3. Wide receiver: Mario Manningham’s signing serves as a substantial upgrade here, and the Randy Moss addition might do the same in a perfect world. This unit still needs more, even if both Manningham and Moss pan out.
1. Defensive end: Keeping Red Bryant was monumental for Seattle’s run-stopping ability, but he doesn’t help the Seahawks get to the QB. They need someone other than Chris Clemons capable of doing that.
2. Outside linebacker: David Hawthorne signed with New Orleans and Leroy Hill remains a free agent. Seattle did add Barrett Ruud to play the middle, but he’s currently flanked by K.J. Wright and Adrian Moten. Seattle needs better personnel out wide.
3. Cornerback: Richard Sherman had a strong rookie campaign, and Marcus Trufant’s re-signing gives Seattle viable competition between him and Brandon Browner. You can never have too much CB depth, though, especially with Trufant getting up there in years.
Tampa Bay Buccaneers
1. Running back: Plain and simple, Tampa Bay has to find someone to team with LeGarrette Blount in the backfield. Preferably a player that can pick up the slack on third downs.
2. Linebacker: The Buccaneers’ depth here is worrisome, especially since both Mason Foster and Quincey Black are not exactly Pro Bowl-caliber players right now.
3. Cornerback: Aqib Talib is likely headed for a lengthy suspension (if not jail time) and Ronde Barber might have one year left.

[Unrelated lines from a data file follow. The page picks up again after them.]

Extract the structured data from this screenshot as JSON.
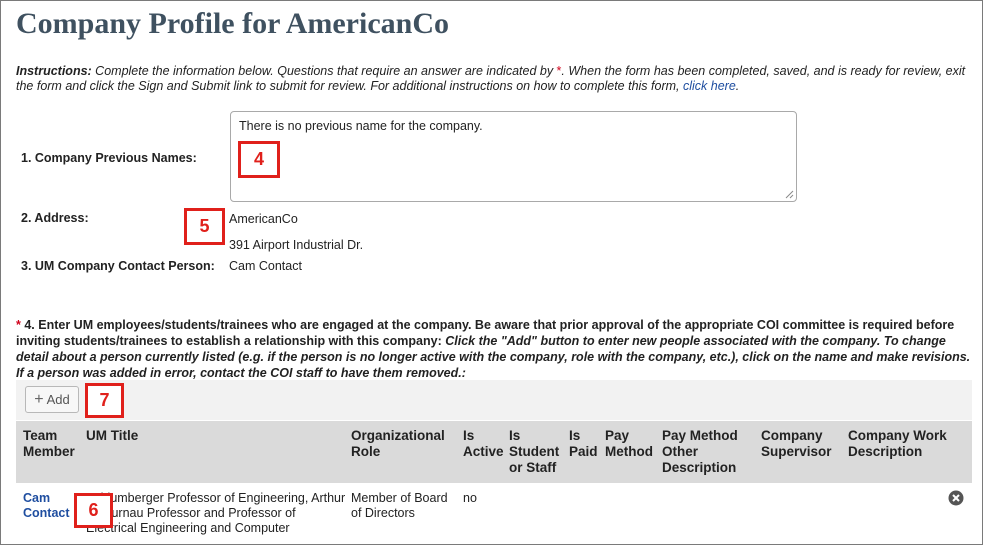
{
  "page": {
    "title": "Company Profile for AmericanCo"
  },
  "instructions": {
    "lead": "Instructions:",
    "text_before_asterisk": " Complete the information below.  Questions that require an answer are indicated by ",
    "asterisk": "*",
    "text_after_asterisk": ".  When the form has been completed, saved, and is ready for review, exit the form and click the Sign and Submit link to submit for review.  For additional instructions on how to complete this form, ",
    "link": "click here",
    "end": "."
  },
  "q1": {
    "label": "1. Company Previous Names:",
    "value": "There is no previous name for the company."
  },
  "q2": {
    "label": "2. Address:",
    "line1": "AmericanCo",
    "line2": "391 Airport Industrial Dr."
  },
  "q3": {
    "label": "3. UM Company Contact Person:",
    "value": "Cam Contact"
  },
  "q4": {
    "asterisk": "*",
    "text_bold": " 4.  Enter UM employees/students/trainees who are engaged at the company.  Be aware that prior approval of the appropriate COI committee is required before inviting students/trainees to establish a relationship with this company: ",
    "text_italic": "Click the \"Add\" button to enter new people associated with the company.  To change detail about a person currently listed (e.g. if the person is no longer active with the company, role with the company, etc.), click on the name and make revisions.  If a person was added in error, contact the COI staff to have them removed.:"
  },
  "toolbar": {
    "add_label": "Add"
  },
  "table": {
    "headers": {
      "team_member": "Team Member",
      "um_title": "UM Title",
      "org_role": "Organizational Role",
      "is_active": "Is Active",
      "is_student": "Is Student or Staff",
      "is_paid": "Is Paid",
      "pay_method": "Pay Method",
      "pay_method_other": "Pay Method Other Description",
      "company_supervisor": "Company Supervisor",
      "company_work": "Company Work Description"
    },
    "rows": [
      {
        "team_member": "Cam Contact",
        "um_title": "Schlumberger Professor of Engineering, Arthur F Thurnau Professor and Professor of Electrical Engineering and Computer",
        "org_role": "Member of Board of Directors",
        "is_active": "no",
        "is_student": "",
        "is_paid": "",
        "pay_method": "",
        "pay_method_other": "",
        "company_supervisor": "",
        "company_work": ""
      }
    ]
  },
  "callouts": {
    "c4": "4",
    "c5": "5",
    "c6": "6",
    "c7": "7"
  },
  "colors": {
    "title": "#3f5160",
    "link": "#1f4ea0",
    "required": "#d0021b",
    "callout": "#e0201b",
    "header_bg": "#dadada"
  }
}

Tampa Bay did sign Eric Wright, who started 16 games for Detroit last season, but Wright is not that good.
1. Quarterback: RG3. Next.
2. Inside linebacker: The Redskins have yet to re-sign Rocky McIntosh or tackling machine London Fletcher. Even if one comes back, Washington will need to fill in some roster spots at this position.

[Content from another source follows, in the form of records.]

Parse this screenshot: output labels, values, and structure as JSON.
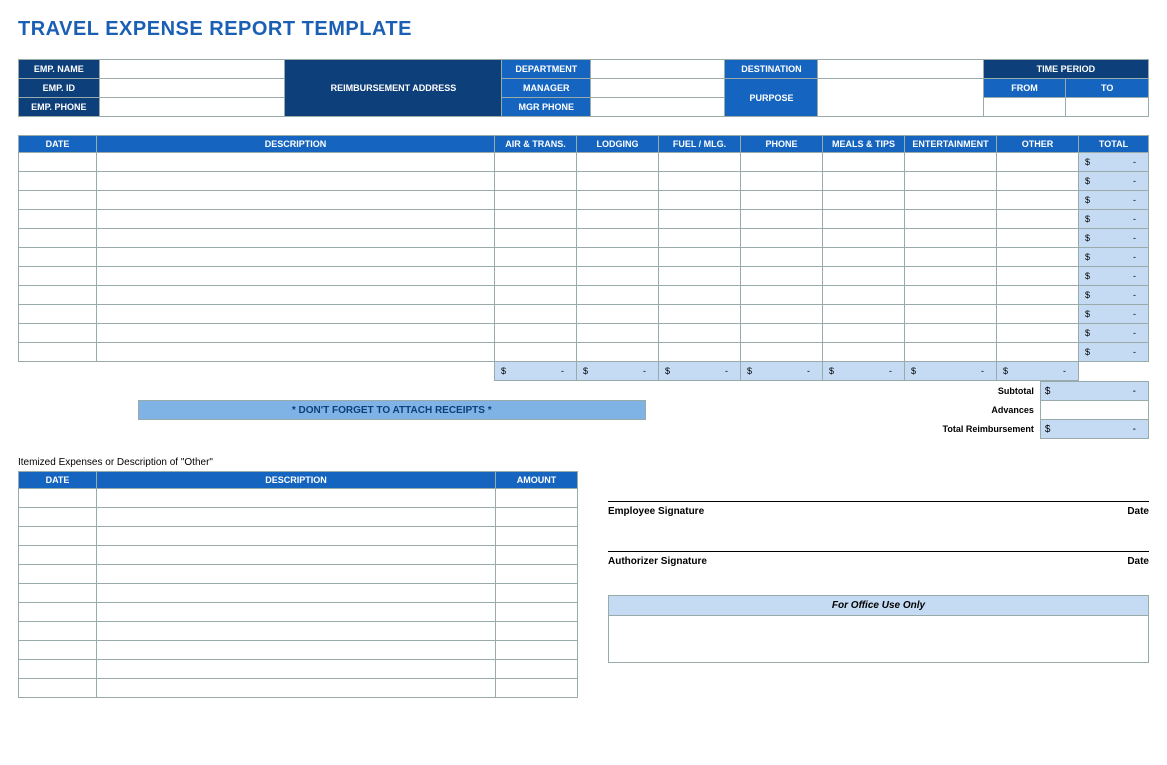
{
  "title": "TRAVEL EXPENSE REPORT TEMPLATE",
  "info": {
    "emp_name": "EMP. NAME",
    "emp_id": "EMP. ID",
    "emp_phone": "EMP. PHONE",
    "reimb_addr": "REIMBURSEMENT ADDRESS",
    "department": "DEPARTMENT",
    "manager": "MANAGER",
    "mgr_phone": "MGR PHONE",
    "destination": "DESTINATION",
    "purpose": "PURPOSE",
    "time_period": "TIME PERIOD",
    "from": "FROM",
    "to": "TO"
  },
  "main": {
    "cols": [
      "DATE",
      "DESCRIPTION",
      "AIR & TRANS.",
      "LODGING",
      "FUEL / MLG.",
      "PHONE",
      "MEALS & TIPS",
      "ENTERTAINMENT",
      "OTHER",
      "TOTAL"
    ],
    "rows": 11,
    "totcell": {
      "sym": "$",
      "dash": "-"
    },
    "colsum": {
      "sym": "$",
      "dash": "-"
    },
    "subtotal_lbl": "Subtotal",
    "advances_lbl": "Advances",
    "reimb_lbl": "Total Reimbursement",
    "reminder": "* DON'T FORGET TO ATTACH RECEIPTS *"
  },
  "itemized": {
    "caption": "Itemized Expenses or Description of \"Other\"",
    "cols": [
      "DATE",
      "DESCRIPTION",
      "AMOUNT"
    ],
    "rows": 11
  },
  "sign": {
    "emp": "Employee Signature",
    "auth": "Authorizer Signature",
    "date": "Date",
    "office": "For Office Use Only"
  }
}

3. Offensive tackle: Jamaal Brown cannot stay healthy — he continues to deal with a nagging hip injury. Washington would be well-served to pick up some pieces along the interior of its line too, but RT is a good starting point.